Interface dataset entries
------
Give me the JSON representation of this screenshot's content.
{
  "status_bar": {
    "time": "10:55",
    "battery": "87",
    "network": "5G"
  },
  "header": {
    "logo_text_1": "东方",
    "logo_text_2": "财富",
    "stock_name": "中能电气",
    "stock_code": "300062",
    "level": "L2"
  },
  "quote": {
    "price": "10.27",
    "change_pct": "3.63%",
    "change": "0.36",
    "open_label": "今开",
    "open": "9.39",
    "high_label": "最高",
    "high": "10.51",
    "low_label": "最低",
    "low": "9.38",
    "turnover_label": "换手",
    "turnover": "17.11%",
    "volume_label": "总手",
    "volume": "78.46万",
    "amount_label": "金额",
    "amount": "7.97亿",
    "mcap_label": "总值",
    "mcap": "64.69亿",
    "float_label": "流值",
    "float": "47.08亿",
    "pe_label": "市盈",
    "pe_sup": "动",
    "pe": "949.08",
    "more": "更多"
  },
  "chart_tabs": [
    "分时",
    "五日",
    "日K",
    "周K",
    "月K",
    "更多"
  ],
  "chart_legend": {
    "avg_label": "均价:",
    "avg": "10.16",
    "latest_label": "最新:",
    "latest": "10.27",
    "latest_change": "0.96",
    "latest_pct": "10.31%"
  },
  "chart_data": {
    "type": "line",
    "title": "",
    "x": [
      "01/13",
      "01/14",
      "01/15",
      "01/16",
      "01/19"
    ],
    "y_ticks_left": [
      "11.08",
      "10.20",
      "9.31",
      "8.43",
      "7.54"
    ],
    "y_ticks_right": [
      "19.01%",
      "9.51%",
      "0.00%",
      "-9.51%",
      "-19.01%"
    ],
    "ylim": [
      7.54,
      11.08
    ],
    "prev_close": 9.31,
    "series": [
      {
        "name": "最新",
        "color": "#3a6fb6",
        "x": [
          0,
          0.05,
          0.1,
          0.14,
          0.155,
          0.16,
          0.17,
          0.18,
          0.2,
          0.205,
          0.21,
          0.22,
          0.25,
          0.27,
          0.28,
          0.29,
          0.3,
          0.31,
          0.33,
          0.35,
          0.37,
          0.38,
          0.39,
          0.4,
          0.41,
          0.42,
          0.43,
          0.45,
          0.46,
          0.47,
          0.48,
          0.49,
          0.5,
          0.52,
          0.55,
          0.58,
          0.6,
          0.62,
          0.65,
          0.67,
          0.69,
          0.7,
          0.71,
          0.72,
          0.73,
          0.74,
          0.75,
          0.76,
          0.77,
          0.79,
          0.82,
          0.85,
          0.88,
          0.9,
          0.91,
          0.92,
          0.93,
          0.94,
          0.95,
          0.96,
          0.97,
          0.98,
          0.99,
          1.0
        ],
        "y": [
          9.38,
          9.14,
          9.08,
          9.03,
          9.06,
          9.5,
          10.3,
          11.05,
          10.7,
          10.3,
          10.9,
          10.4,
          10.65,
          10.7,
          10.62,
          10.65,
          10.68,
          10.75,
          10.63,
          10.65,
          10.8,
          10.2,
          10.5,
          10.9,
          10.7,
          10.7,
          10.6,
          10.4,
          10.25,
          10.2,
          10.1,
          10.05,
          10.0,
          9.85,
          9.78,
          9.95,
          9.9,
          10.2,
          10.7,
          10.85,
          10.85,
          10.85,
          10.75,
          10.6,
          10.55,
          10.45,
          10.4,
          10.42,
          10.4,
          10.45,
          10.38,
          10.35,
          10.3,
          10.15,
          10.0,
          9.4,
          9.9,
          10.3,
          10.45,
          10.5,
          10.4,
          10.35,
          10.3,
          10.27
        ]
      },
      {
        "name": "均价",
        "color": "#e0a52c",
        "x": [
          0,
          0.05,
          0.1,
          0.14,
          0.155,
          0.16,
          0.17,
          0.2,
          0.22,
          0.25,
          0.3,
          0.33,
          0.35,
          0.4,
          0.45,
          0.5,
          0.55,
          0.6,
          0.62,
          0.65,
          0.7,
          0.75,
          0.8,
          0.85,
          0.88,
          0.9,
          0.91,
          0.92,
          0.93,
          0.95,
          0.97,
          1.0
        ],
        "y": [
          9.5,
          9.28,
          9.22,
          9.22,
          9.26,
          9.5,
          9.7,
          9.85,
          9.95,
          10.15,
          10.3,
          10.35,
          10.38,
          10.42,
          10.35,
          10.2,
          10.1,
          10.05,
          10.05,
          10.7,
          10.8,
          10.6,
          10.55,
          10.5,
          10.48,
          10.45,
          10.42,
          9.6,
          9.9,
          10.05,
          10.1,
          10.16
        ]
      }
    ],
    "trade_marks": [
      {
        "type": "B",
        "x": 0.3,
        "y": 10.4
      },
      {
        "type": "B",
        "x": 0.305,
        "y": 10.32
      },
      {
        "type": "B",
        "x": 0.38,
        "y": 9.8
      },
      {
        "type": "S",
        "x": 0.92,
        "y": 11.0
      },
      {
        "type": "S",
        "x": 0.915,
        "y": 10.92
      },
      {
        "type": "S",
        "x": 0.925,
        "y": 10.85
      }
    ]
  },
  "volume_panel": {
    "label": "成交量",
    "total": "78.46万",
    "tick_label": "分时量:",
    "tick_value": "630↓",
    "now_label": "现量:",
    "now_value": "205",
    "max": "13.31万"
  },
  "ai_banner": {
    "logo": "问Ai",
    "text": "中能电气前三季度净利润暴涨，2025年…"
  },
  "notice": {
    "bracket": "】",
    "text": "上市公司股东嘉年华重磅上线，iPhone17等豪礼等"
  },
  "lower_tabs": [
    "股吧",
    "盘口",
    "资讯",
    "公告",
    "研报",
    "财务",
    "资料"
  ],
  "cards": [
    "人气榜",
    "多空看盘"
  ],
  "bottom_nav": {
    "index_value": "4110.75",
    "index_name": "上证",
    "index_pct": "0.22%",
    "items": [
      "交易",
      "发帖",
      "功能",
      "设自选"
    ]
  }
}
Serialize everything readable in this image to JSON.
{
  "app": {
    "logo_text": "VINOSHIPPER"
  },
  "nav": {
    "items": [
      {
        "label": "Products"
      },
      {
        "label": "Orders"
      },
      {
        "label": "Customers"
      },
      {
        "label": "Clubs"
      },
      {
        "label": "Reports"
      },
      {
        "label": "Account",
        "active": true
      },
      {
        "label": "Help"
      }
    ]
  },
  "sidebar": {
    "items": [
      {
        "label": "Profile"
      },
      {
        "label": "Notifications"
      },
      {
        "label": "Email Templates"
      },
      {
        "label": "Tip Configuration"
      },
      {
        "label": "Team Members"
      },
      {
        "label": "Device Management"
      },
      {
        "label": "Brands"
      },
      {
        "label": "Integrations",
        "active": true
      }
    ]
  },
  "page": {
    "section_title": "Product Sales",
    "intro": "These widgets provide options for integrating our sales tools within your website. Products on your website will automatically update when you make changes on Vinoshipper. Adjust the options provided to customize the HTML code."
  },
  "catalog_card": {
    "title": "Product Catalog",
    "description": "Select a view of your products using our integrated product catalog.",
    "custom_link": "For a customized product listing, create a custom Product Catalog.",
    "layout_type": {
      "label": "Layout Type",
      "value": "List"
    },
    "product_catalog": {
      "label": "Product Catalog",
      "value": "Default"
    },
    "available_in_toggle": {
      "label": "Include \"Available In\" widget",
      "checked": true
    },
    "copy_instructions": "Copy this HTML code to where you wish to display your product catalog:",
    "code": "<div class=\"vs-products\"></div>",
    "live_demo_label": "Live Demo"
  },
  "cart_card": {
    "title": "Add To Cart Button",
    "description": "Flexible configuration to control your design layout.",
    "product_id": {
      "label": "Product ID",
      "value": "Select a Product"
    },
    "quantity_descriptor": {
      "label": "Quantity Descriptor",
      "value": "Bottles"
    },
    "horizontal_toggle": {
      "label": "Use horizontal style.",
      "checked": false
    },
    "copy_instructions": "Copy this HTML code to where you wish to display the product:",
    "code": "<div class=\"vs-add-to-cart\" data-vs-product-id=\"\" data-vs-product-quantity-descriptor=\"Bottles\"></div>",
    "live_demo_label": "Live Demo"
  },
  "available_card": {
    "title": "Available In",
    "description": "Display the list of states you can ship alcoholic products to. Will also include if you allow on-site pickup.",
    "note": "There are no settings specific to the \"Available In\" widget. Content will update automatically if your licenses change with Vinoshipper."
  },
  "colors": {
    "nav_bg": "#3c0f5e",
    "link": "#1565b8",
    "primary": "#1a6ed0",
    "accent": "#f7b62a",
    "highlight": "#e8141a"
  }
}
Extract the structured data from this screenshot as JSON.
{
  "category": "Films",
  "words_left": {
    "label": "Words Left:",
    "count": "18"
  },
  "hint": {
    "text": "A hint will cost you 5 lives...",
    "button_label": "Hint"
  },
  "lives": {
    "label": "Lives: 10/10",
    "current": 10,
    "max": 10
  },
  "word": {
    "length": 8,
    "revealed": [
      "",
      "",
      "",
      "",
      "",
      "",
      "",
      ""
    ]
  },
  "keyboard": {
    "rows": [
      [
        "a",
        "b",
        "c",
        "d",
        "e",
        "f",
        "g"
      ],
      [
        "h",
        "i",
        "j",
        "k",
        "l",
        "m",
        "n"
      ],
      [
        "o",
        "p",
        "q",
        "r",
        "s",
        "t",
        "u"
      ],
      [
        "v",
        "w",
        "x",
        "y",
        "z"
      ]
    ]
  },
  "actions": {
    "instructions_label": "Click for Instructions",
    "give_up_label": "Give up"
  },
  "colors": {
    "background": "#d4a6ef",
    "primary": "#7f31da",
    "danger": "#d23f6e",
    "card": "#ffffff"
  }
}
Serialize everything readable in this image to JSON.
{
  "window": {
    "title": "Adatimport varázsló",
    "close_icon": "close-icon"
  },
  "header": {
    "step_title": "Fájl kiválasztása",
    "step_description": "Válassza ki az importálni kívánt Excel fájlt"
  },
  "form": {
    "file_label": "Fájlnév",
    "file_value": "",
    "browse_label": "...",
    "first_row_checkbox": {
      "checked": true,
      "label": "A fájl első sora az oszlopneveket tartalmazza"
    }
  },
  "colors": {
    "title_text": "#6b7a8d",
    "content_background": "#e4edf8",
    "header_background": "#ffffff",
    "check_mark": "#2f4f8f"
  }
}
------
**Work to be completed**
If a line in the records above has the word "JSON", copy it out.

**Your response**
Give me the JSON representation of this screenshot's content.
Serialize everything readable in this image to JSON.
Extract the structured data from this screenshot as JSON.
Serialize everything readable in this image to JSON.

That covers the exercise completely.